We love Aimee Liu. Her new book, Gaining: The Truth About Life After Eating Disorders is an excellent read for anyone who is struggling with an eating or self-esteem issue in their life. She starts the book out on the right note:
Because I believe anorexia and bulimia to be syndromes that encompass far more than disordered eating, I am uneasy with the common usage of the terms anorexic and bulimic as body-centered nouns. Human beings are far too complicated to be summed up by any single word, particularly one that focuses on physical appearance or illness. Recovery is all about moving beyond such limitations.
This book is about Aimee Liu’s own battle with eating. She believed she had conquered anorexia in her twenties, but when her life began spiraling out of control in her forties, she realized she still had issues with eating when she stopped eating altogether. She also noticed that other women she knew with histories of anorexia and bulimia seemed to share many of her personality traits and habits under stress, even decades after their so-called “recovery.”
This book, then, seeks to share and challenge commonly held beliefs about eating disorders. She goes through the research to examine what we know and don’t know about eating disorders, and puts it into an understandable context. Liu also conducts interviews with more than forty others who have also grappled with eating disorders to help put not only a human face on these issues, but help people understand how eating disorders like anorexia and bulimia have little to do with culture, class, gender or even weight. What does then? Liu found genetics, temperament (or personality), anxiety, depression and shame all are very important components of most people’s eating disorders.
Liu’s writing style is down-to-earth and very accessible.
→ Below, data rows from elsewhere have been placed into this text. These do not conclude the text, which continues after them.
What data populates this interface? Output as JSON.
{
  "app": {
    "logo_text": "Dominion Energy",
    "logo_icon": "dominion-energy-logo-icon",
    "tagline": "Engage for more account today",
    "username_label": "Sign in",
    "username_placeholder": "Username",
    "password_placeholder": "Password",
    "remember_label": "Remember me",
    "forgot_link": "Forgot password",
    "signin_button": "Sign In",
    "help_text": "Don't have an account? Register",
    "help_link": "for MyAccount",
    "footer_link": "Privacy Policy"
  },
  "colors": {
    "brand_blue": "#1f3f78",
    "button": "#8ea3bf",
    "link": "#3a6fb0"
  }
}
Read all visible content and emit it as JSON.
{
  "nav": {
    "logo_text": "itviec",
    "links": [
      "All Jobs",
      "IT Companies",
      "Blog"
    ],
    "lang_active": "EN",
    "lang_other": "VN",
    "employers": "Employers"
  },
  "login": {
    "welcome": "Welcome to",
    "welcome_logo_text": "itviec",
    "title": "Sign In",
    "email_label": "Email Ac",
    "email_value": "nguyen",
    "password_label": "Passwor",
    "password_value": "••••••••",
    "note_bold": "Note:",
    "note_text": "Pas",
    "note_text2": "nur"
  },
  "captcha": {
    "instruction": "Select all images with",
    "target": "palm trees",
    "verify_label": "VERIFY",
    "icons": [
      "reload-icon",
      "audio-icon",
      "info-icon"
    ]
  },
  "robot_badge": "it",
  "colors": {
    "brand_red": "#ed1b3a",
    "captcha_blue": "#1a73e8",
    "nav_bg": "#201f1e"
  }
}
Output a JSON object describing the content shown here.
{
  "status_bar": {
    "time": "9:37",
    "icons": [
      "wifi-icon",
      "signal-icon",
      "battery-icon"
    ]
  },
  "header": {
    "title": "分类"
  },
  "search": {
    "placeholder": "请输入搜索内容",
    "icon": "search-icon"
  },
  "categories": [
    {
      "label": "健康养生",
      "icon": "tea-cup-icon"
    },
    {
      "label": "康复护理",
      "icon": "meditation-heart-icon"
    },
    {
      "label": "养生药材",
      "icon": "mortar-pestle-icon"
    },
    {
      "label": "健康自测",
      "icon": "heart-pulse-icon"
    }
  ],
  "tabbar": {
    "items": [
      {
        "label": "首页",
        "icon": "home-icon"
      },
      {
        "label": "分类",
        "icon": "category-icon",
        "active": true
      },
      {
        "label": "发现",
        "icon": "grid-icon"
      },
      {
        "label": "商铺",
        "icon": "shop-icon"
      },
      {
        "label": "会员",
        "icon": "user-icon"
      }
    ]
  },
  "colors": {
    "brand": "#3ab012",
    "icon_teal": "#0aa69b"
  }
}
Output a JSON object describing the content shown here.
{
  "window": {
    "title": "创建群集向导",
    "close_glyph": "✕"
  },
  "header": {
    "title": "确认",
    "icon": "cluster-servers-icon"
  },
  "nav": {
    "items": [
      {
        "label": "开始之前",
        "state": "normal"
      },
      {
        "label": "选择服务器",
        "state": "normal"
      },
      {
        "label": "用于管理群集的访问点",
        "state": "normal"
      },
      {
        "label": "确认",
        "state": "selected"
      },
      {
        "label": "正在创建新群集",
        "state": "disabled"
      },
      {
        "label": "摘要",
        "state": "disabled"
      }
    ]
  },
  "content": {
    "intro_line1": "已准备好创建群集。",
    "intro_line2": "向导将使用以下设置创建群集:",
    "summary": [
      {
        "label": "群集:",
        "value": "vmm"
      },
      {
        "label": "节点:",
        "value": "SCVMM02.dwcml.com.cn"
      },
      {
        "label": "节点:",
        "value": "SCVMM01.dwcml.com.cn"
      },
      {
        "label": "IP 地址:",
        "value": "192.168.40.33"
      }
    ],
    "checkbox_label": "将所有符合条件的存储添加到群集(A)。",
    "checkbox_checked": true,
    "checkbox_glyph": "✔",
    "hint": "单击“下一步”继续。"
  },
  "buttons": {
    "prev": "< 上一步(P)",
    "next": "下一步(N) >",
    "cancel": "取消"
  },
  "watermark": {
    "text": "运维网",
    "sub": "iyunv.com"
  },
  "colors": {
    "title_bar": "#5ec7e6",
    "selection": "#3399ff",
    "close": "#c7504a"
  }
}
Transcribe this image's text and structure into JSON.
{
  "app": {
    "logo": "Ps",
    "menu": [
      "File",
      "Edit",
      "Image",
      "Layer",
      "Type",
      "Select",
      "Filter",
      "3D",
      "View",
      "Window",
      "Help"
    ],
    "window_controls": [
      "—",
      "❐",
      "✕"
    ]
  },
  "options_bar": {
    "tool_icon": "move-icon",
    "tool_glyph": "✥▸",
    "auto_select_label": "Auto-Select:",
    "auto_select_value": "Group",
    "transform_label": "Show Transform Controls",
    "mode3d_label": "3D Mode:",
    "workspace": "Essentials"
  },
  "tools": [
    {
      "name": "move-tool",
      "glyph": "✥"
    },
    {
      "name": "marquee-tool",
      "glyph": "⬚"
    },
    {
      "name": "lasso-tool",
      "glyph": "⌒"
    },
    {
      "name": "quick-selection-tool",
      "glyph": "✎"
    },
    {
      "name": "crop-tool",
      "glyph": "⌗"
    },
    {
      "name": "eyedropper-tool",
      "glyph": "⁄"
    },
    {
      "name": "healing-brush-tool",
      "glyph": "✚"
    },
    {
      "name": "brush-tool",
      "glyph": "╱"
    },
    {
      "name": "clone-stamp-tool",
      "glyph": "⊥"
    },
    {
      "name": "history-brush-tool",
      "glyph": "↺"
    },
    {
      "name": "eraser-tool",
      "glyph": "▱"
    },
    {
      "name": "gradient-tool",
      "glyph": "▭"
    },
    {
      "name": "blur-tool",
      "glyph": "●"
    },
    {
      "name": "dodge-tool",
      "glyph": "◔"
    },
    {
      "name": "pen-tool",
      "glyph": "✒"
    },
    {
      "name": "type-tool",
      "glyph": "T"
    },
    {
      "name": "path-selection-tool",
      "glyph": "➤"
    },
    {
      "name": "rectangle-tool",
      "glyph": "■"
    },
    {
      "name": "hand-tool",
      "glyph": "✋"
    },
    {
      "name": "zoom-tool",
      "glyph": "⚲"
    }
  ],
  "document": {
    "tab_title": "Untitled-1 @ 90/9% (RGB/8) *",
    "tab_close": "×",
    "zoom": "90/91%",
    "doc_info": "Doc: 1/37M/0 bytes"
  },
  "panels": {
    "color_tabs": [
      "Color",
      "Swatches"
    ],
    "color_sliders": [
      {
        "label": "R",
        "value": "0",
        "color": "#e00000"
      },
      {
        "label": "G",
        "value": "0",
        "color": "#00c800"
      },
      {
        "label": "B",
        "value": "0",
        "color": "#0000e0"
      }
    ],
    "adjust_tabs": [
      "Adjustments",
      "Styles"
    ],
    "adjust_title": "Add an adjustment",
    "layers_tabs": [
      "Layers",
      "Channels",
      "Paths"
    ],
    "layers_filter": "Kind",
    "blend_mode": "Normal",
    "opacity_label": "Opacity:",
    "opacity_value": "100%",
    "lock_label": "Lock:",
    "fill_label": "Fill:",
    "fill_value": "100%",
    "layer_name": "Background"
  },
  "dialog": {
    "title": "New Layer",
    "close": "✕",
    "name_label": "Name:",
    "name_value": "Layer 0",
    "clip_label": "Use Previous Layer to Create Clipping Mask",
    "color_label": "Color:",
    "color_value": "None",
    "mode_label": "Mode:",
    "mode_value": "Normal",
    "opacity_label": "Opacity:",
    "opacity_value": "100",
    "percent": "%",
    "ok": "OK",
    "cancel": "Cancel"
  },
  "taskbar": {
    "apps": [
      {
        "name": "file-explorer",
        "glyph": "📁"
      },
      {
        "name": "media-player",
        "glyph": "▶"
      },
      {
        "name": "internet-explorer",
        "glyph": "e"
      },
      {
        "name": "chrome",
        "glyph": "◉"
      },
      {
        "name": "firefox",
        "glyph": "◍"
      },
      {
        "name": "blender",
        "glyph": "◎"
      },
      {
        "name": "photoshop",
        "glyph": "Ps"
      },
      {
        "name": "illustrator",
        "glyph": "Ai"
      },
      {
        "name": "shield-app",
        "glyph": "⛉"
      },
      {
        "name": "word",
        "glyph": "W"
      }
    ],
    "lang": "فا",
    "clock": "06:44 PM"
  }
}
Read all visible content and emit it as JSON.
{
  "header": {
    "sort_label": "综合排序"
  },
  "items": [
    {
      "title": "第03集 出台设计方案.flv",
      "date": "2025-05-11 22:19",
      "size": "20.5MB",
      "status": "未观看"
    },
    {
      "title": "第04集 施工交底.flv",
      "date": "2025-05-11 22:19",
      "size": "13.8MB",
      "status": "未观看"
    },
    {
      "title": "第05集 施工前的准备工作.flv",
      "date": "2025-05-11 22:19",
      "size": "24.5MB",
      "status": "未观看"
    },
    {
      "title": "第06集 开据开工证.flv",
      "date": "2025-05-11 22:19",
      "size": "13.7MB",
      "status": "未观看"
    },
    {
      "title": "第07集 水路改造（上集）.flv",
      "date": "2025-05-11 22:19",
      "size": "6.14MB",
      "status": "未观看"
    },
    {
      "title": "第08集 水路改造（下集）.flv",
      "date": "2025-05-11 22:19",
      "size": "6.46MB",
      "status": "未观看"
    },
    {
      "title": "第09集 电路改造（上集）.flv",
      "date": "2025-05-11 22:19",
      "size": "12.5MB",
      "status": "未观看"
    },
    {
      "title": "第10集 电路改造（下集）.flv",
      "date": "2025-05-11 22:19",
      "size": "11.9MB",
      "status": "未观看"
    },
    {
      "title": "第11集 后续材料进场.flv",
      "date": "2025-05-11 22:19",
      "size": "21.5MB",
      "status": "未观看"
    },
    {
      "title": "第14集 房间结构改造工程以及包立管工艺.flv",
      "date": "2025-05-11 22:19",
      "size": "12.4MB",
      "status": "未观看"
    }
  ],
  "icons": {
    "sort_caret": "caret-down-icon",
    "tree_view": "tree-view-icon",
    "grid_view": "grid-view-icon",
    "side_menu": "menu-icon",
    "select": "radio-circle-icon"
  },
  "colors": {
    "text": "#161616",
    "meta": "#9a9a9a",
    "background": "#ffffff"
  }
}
The book was a joy to read at 270+ pages and includes a selected bibliography. I especially enjoyed how she compared experiences of 20 years ago, when she first grappled with eating issues, to now (and what the research showed then versus what it shows today). She adds just enough statistics and facts intermixed with personal experiences of her own and that of others through the interviews to make a perfectly balanced and poignant book on this difficult subject. She goes from Freud to genetics, from a family history of mental health issues to her own experiences in therapy. It feels like a well-tread journey because that’s exactly what it is. At the end of the book, you feel as though you’ve traveled with an expert guide.
Liu has really done her leg work and it shows. For anyone who’s ever grappled with an eating disorder or knows someone who does, this book is an eye-opening, must-read.